§ **TASK PROMPT**
Which lines of the data include the string "solo"? List them all.

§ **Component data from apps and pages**
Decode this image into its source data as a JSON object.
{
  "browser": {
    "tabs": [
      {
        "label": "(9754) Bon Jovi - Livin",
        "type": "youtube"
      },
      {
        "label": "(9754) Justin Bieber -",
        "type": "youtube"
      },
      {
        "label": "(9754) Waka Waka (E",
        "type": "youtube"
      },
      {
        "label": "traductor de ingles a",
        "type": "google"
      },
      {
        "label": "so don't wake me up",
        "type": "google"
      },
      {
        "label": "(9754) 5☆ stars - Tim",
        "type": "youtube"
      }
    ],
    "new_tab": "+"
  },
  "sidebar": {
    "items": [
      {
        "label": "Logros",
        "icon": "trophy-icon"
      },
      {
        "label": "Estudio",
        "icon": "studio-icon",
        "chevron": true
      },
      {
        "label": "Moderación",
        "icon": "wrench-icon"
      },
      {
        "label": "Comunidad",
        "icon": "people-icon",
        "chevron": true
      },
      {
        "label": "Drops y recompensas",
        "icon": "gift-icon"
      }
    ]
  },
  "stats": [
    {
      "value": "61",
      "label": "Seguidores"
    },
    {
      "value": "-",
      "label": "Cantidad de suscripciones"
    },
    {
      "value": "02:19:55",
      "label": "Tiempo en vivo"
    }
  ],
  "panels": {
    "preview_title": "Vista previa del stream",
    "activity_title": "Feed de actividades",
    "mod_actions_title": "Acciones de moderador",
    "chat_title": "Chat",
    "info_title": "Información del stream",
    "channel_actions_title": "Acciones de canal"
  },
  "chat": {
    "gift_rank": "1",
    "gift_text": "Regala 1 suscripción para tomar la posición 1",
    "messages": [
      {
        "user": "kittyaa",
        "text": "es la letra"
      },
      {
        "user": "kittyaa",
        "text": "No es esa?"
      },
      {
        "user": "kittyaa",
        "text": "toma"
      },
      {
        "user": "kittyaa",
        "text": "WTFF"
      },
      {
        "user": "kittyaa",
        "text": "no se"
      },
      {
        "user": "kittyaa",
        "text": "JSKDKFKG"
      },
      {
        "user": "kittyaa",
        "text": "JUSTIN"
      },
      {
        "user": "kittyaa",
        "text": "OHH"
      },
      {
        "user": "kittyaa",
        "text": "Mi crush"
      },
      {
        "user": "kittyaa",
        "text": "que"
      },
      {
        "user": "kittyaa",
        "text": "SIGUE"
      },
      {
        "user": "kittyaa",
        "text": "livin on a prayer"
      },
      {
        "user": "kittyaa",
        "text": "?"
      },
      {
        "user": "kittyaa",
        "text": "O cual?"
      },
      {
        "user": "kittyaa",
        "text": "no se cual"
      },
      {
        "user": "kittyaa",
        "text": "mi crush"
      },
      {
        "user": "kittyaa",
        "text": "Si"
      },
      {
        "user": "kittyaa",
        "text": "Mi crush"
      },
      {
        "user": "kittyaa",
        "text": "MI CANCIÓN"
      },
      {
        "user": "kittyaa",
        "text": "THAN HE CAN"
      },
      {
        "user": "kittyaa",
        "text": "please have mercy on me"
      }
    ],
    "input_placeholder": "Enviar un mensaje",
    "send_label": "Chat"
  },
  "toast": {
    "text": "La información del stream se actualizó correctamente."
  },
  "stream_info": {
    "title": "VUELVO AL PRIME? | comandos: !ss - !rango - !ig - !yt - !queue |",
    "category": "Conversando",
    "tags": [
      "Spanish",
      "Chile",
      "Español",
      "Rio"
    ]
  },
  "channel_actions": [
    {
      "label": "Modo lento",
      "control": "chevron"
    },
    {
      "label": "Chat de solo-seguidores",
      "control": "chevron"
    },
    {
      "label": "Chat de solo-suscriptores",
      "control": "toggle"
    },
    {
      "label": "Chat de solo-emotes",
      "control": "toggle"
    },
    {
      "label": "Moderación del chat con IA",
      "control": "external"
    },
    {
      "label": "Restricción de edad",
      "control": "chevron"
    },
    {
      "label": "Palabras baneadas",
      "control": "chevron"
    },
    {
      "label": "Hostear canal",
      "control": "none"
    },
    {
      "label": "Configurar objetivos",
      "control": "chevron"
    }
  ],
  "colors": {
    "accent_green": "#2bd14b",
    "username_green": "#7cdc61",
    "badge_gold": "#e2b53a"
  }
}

§ **REPLY TO THE EXERCISE**
      "label": "Chat de solo-seguidores",
      "label": "Chat de solo-suscriptores",
      "label": "Chat de solo-emotes",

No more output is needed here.